--- Task description ---
Return, from the lines below, each one that includes the word "this".

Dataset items
════
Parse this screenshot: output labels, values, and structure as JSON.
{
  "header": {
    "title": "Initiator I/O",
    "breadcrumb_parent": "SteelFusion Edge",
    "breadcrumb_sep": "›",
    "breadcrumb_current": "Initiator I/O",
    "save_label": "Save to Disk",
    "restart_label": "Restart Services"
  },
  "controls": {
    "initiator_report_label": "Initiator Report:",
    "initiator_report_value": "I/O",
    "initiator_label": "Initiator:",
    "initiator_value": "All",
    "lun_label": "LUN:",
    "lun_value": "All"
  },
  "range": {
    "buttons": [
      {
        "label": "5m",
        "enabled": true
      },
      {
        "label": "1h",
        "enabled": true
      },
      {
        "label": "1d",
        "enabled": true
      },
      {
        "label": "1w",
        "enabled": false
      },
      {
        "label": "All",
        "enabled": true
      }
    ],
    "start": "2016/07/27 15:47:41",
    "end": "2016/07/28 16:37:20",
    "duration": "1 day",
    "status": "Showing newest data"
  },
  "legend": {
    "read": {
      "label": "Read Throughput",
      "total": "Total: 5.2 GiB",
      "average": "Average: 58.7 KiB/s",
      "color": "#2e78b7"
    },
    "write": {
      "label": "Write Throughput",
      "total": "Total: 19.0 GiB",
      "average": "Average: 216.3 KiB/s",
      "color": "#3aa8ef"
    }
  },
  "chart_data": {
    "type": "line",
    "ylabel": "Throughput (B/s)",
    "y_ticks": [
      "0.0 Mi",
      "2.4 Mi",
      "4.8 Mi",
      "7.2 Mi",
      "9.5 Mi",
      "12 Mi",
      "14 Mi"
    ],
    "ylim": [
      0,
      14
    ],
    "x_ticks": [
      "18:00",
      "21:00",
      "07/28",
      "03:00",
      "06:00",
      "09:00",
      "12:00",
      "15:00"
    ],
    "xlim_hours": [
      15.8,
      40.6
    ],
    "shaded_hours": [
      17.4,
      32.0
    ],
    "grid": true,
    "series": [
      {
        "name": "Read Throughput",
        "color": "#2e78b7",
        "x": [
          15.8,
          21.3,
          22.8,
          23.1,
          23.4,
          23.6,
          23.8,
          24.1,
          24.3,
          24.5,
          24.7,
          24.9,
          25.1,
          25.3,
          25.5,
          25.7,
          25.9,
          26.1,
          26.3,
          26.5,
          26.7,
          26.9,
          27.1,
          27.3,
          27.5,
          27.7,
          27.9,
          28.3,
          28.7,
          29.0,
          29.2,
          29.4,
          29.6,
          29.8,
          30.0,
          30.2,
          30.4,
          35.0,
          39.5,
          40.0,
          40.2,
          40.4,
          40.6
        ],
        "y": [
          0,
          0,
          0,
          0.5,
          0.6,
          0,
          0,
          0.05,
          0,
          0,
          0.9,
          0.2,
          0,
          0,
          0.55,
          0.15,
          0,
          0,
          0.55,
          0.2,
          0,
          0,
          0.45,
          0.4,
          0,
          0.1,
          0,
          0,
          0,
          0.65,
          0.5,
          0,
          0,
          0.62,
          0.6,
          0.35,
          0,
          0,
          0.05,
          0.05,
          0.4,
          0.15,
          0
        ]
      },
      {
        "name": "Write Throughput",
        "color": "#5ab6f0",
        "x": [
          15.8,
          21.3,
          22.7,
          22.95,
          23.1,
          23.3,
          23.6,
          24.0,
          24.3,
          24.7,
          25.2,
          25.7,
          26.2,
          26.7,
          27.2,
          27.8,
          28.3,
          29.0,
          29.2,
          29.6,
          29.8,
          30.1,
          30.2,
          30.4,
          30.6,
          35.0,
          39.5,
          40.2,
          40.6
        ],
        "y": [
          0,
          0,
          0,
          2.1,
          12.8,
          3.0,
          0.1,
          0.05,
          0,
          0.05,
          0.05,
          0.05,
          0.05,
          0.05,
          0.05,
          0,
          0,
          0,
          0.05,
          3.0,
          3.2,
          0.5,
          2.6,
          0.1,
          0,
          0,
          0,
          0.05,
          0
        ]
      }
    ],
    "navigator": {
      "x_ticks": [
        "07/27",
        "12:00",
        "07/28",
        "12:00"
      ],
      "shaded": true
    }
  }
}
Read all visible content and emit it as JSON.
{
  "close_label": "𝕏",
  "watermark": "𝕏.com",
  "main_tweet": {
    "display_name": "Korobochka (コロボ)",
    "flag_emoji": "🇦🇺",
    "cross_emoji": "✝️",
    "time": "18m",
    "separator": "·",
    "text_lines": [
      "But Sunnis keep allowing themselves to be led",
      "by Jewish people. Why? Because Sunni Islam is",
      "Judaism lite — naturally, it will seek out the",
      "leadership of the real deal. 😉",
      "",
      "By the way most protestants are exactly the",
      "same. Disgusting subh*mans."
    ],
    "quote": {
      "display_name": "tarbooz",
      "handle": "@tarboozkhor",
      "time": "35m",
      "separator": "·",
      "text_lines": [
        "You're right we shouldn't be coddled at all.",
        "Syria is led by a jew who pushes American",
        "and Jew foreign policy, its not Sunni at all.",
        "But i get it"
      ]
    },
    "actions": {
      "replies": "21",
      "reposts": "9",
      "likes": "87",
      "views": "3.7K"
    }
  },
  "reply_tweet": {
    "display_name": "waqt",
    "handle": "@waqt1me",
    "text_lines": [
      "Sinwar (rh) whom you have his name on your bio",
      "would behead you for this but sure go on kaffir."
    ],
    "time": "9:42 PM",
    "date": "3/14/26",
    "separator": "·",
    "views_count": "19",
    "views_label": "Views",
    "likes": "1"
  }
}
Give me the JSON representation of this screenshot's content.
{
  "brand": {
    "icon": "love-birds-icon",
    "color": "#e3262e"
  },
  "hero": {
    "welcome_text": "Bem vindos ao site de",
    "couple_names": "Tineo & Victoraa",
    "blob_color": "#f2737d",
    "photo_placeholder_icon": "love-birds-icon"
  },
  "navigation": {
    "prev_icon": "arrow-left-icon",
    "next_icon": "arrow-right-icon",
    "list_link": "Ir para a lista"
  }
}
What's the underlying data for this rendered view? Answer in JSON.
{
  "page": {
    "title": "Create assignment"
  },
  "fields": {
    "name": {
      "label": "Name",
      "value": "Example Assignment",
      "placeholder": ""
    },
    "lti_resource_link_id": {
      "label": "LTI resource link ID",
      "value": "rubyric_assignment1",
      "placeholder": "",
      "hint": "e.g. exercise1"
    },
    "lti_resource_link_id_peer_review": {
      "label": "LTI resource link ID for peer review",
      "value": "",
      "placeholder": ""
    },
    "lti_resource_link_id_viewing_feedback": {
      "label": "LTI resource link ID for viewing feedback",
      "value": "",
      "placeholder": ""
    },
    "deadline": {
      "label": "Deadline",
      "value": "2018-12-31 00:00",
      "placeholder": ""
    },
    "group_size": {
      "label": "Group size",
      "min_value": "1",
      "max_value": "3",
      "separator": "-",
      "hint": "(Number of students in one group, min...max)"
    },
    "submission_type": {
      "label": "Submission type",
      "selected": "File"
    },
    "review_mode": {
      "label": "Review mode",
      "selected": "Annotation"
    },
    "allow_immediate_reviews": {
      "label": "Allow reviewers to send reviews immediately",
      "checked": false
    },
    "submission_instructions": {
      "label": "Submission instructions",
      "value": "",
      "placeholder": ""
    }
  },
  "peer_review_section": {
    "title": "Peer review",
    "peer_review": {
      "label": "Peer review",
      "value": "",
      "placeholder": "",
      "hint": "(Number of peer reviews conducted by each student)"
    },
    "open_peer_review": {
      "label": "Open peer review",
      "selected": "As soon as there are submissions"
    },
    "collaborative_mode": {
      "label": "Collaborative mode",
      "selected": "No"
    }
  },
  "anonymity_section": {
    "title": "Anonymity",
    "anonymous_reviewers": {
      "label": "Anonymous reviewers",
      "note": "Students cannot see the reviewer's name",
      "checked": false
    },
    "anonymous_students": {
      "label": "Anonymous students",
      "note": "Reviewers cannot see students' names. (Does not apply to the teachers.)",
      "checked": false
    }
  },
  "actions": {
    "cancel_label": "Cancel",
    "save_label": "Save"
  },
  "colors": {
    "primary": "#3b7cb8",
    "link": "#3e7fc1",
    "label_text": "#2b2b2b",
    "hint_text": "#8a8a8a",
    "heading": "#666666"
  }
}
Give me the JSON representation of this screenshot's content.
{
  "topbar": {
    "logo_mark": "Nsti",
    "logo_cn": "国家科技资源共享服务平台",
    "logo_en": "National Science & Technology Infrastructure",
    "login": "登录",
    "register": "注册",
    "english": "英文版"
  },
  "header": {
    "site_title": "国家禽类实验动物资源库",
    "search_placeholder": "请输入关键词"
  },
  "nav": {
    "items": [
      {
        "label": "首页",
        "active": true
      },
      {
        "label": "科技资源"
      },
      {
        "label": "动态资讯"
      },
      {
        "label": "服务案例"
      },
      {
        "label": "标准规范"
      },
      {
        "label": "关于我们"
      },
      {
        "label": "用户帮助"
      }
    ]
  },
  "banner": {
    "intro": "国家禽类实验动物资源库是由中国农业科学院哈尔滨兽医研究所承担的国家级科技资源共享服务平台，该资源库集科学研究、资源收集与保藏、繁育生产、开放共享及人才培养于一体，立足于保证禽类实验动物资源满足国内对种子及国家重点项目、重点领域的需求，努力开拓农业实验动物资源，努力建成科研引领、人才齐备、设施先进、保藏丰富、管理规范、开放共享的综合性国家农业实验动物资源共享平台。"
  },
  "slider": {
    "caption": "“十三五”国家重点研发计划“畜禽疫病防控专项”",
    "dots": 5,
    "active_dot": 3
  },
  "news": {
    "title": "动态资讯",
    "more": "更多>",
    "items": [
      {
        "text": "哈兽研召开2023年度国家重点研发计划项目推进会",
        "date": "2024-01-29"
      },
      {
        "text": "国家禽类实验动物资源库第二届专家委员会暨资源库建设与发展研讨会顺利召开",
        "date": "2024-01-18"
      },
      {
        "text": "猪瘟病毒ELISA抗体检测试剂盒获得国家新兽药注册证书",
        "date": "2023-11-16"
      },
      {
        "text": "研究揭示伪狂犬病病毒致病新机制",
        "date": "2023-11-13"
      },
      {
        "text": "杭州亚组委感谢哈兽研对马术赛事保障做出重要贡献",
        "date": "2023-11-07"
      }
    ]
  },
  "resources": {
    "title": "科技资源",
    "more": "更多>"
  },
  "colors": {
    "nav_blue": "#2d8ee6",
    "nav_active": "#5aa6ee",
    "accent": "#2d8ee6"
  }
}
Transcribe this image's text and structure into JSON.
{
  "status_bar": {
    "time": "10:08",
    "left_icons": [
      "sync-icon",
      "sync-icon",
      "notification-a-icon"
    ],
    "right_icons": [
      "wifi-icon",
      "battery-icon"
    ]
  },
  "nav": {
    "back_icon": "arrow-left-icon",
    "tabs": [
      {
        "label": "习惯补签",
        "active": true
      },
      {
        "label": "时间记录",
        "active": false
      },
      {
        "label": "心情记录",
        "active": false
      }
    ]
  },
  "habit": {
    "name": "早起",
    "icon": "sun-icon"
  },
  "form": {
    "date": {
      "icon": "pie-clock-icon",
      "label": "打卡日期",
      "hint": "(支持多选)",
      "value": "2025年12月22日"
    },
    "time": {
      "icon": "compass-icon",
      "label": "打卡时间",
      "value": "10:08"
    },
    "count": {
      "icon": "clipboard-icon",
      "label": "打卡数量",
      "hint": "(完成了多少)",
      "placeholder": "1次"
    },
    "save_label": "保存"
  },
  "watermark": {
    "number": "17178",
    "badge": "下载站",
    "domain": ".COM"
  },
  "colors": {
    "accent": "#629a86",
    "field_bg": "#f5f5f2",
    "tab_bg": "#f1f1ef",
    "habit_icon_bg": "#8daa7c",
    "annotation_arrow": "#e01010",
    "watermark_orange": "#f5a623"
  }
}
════
--- Completed task ---
Parse this screenshot: output labels, values, and structure as JSON.
      "would behead you for this but sure go on kaffir."
Give me the JSON representation of this screenshot's content.
What's the underlying data for this rendered view? Answer in JSON.
Give me the JSON representation of this screenshot's content.
Transcribe this image's text and structure into JSON.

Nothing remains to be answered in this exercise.